German efficiency, much praised, doesn’t apply to finance. The country’s consumers are amongst the most eager savers in the world, but their returns are miserable because of excessive risk aversion and poor portfolio choices. In the decade to 2013, private households on average lost 15 percent of their inflation-adjusted wealth, data by Berlin-based think tank DIW shows.
Each year, the homeland of Karl Marx squirrels away around 170 billion euros or 9.5 percent of households’ disposable income. The savings rate is 50 percent above the euro area’s average and twice as high as in the United States, OECD data shows. Yet adjusted for inflation, Germans are earning a pitiful annual return of just 1.5 percent on their financial assets, according to Bundesbank data.

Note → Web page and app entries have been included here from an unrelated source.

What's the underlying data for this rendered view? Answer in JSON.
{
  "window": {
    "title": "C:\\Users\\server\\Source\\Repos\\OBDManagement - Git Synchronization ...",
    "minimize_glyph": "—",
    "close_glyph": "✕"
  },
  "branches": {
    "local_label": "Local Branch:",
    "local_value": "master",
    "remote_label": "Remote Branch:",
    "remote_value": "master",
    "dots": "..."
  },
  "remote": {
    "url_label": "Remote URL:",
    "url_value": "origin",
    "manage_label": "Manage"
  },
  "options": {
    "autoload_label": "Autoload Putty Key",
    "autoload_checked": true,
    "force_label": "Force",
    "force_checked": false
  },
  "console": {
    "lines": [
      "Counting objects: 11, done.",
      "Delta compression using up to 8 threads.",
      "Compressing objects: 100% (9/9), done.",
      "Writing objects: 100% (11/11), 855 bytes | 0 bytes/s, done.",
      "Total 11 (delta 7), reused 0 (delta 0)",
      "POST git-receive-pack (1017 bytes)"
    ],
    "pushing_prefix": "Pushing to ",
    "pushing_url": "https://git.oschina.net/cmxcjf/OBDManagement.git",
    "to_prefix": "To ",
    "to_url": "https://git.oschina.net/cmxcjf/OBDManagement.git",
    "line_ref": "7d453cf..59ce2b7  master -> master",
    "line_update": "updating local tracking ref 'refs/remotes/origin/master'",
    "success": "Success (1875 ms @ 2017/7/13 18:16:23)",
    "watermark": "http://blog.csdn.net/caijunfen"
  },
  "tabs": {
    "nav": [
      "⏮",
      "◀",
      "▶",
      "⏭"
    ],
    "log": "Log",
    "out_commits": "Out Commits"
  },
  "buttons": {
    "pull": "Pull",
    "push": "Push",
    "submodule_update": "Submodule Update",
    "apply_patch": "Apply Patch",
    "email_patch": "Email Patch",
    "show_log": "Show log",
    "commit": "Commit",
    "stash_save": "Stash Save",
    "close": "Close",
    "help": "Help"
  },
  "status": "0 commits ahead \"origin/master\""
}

More than a fifth of assets sit in simple bank accounts, and bear little if any interest. Even in the 1990s, when nominal interest rates were high, real returns usually languished below 1 percent. Mutual funds and stocks, which on average yield real returns of 5 percent and 8 percent, are unpopular. Only 16 percent of Germany’s household financial assets are invested on the stock market, compared to 25 percent in 2000 before the dot-com bubble left investors burned.
Overseas investments are another sorry tale. Since 2006, the country suffered a net valuation loss of more than 20 percent of GDP, DIW data shows. Before the financial crisis, the country’s huge current account surplus drove German investors to buy structured U.S. subprime mortgages and other high-yielding assets that later become toxic.
Even Europe’s richest country cannot afford such waste. If returns on total household assets rose by a mere 1 percentage point, disposable income would rise by 80 billion euros, a Breakingviews calculation shows. If households were to spend all of it, private consumption would rise by a whopping 5 percent.
Changing the investment decisions of millions of households is easier said than done. Educating households on finance would help. But policymakers could do worse than offer tax breaks or other monetary incentives to get individual investors back into the stock market. That sounds like encouraging, very un-German speculation. It should be thought of instead as another kind of sensible and entirely Teutonic engineering.